We advise you should wear/ bring all of the items listed below. If you arrive unprepared our guides have the right to stop you from participating in the event. Please note our winter events require additional equipment. The recommended kit list for these events can be downloaded here.
Walking shoes / Boots
It is important to have a good supportive shoe or boot. A walking shoe differs from a trainer as it provides a stiffer sole which in turn provides more support and protection for your foot. Preferably you should have a pair of walking boots which you have been previously worn so you know that they are not going to hurt your feet and give you nasty blisters. A boot provides essential ankle support which comes into its own when on bouldery or rough terrain, like that found on Scafell Pike, Striding Edge and many other mountains.You do not need to spend a fortune on your boots, there are many on the market from about £50 which will be suitable. It is always worth getting a comfortable pair that fits properly, otherwise you may put yourself off of walking all together! Many outdoor shops such offer a great fitting service and have a wide range of hill walking boots. We recommend Cotswold Outdoor or The Keswick Boot Company for this.
Waterproof clothing (Top & Bottoms)
This is an essential piece of kit when walking in the hills! It is probably the piece of kit that if it is forgotten it is most likely to kill you. When the body is wet you will cool down 20x faster than if it was dry, so hypothermia comes knocking much quicker. As well as keeping you dry, a waterproof is windproof so it will of course keep you warmer. There are all sorts of waterproofs on the market, and with that comes a big variety of prices. You can get a basic waterproof jacket for about £30, and once you spend around £90 you are looking at a better quality, more waterproof, more breathable option. if you are willing to spend over £150 ish you can start to look at a Gore-Tex Jacket which again offers more protection.
Waterproof trousers start at around £15. If you are looking at a pair to last then we recommend the Berghaus Deluge trouser. At £50 they are great value.
Lightweight clothing for walking
Walking trousers are made of a lightweight fabric which dry fast and also very breathable. Sports trousers also work well.

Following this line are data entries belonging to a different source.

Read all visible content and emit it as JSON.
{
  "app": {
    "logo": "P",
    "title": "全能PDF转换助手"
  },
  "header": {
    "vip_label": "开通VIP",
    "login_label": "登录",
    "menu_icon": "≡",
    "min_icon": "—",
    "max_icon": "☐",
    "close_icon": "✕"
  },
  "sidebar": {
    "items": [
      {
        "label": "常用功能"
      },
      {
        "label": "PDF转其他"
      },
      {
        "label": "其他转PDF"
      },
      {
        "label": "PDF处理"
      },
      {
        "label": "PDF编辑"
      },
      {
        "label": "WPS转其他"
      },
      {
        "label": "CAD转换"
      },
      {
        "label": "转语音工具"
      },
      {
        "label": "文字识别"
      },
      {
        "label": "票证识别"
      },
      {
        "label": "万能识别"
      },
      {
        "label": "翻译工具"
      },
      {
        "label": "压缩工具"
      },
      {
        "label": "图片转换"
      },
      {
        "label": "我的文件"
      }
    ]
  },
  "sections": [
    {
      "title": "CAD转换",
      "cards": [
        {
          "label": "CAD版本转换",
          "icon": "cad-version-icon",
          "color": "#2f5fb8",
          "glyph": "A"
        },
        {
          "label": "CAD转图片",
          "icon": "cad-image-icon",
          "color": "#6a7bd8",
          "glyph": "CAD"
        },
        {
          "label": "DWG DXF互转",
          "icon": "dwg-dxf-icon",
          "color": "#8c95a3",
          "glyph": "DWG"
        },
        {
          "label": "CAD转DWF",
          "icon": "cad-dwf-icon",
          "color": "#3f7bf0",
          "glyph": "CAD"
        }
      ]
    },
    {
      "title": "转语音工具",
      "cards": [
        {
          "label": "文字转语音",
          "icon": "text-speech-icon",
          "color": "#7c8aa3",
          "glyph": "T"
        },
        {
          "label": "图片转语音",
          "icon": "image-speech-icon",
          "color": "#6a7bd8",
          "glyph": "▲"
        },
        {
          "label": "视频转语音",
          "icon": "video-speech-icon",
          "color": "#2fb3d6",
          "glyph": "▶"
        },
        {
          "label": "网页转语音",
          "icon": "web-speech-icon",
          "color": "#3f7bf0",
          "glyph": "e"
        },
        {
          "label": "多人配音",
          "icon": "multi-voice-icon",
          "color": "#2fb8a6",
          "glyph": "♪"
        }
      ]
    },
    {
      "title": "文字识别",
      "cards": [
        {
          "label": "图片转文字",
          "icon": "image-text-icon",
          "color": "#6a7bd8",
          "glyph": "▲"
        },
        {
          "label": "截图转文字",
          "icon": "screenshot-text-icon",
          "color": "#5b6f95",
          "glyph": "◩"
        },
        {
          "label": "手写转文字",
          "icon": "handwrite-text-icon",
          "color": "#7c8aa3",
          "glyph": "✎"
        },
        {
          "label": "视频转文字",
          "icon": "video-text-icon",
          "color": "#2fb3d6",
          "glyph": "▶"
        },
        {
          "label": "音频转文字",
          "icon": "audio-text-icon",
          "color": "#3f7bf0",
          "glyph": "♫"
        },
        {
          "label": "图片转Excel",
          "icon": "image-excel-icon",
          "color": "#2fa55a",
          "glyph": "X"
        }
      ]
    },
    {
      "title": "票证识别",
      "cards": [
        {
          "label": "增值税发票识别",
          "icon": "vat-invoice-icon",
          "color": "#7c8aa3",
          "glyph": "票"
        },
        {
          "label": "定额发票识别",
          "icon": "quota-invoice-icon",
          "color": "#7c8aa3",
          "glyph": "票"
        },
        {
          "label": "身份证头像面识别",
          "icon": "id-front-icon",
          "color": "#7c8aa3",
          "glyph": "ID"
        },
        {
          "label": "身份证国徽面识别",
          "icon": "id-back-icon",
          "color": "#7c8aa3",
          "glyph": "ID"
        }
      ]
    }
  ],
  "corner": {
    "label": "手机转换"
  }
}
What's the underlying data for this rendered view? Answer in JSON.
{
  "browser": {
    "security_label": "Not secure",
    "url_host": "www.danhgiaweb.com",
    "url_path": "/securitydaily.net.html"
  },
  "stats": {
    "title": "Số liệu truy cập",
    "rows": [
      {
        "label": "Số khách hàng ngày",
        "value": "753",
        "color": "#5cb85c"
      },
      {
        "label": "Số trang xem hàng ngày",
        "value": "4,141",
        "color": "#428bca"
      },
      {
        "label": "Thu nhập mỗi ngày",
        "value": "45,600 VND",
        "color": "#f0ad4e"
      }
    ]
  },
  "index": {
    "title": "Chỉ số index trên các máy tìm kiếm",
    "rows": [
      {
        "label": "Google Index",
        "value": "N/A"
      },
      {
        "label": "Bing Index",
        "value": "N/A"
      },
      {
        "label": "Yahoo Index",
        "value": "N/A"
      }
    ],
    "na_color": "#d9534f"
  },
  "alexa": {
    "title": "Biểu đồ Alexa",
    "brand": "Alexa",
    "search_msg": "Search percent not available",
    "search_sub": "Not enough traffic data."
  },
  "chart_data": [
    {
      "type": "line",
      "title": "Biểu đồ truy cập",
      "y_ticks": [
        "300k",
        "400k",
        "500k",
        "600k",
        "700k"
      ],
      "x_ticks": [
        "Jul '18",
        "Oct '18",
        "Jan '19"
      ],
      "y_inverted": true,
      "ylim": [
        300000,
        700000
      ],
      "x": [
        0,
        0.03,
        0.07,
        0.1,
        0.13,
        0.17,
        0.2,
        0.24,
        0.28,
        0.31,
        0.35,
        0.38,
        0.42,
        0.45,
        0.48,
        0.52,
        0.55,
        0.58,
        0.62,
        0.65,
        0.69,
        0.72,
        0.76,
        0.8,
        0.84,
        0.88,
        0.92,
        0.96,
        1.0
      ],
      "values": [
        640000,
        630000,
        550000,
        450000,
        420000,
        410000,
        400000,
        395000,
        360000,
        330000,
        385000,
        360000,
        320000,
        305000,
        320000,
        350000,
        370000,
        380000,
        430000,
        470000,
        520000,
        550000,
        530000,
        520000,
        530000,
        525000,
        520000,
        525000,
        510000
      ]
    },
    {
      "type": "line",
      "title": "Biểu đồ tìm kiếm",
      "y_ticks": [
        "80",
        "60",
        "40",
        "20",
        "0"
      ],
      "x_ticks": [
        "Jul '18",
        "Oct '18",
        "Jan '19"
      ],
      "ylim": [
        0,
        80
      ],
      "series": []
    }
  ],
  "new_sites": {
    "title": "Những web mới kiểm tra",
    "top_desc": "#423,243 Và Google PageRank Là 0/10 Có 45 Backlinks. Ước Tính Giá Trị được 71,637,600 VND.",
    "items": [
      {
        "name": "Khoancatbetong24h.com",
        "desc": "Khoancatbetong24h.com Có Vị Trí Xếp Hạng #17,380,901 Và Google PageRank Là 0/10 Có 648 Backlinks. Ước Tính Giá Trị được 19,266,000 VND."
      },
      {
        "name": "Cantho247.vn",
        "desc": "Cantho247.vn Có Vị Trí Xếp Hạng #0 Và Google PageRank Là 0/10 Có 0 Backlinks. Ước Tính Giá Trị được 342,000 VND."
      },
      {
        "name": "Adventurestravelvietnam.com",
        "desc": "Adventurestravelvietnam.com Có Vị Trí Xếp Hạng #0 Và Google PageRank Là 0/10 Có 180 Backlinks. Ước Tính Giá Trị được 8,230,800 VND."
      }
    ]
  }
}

DO NOT WEAR JEANS.
On your top half it is wise to avoid cotton. Instead of wicking away sweat cotton holds it. This in turn means that you are wet and will be cooled quicker by cold temperatures or wind. As we say in the industry, 'Cotton Kills, Synthetic thrills!'
Synthetic T shirts (football shirt style material) are very breathable and lightweight-they can be bought cheaply too. If you wanted to spend a bit more money then a merino t shirt has many advantages over synthetic and we highly recommend the Merino products by EDZ Layering.
Spare Warm Layers
Please ensure you have a warm layer with you for the activity. It is always worth having a spare layer just in case the first gets wet. If you have all of your layers on at the start then you will have nothing to put on to stay warm when we stop for lunch.
Hat & Gloves
Even on a warm sunny day you can find yourself needing to cover up your fingers and ears. In winter or wet days it is worth carrying multiple sets for when they get wet.
Ensure you have plenty of food with lots of energy/ calories in it. Hillwalking can burn a lot of calories so it is always wise to pack that extra choccy bar!
In summer you must have water with you as it is very easy to dehydrate when working hard to make it up the hills. A flask in winter is invaluable as it gives you that much needed injection of warmth!
A small handheld LED torch can be purchased for around £5 and you can pick up a head torch for about £10 in some shops. Please make sure you have one as you never know what might happen to keep us out after dark! We recommend looking at torches by Petzl
Are we being melodramatic? We don't think so. Although we try to eradicate as much risk as we can from our events, unforseen accidents can still happen, so it is best to be prepared. The above items may well save your life, and you won't even know you're carrying them...
Walking Poles (Optional)
We often get asked our opinion on walking poles and whether we feel people should be bringing them along on our events. There are many benefits to having a set of walking poles, but for some they can be a bit of a nuisance. A set of poles can take about 20-25% of pressure off of your knees on a descent, so if you usually struggle with painful knees then you may well find them useful. As well as this, on the ascent you are engaging your arm muscles, which in turn saves your leg muscles from tiring, plus of course it gives you more stability. If you aren't sure about them then don't spend a fortune on your first set. Get a cheap set and see how you get on, and then if you like them it would be well worth investing in a pair of Leki walking poles. We like to use them, but like I say, they're not everyone's cup of tea!
In the unlikely event there is an accident, a fully charged mobile phone is likely to be required. If you own a smart phone we recommend you also:
Register your phone with the Emergency SMS service. This means you are able to text the emergency services in the event where there is not enough signal to make a phone call. You cannot text 999 unless your phone has been pre-registered. It takes 10 seconds. Info can be found here.
Download a Grid Reference App to your smart phone. A Grid Reference is an individual set of letters and numbers which will provide a location. Should you need to notify someone of your location, this app will come in very handy. There are many free Apps like this in the 'Play Store'.
We are all increasing the usage our phone cameras as our main camera, so why not make the wise decision to protect your phone whilst out with a fully waterproof case? Also great if you need to use your phone GPS, make a call or play Angry Birds whilst on the hill. Check out Aquapac for their range of phone cases. We've used ours for years and love it!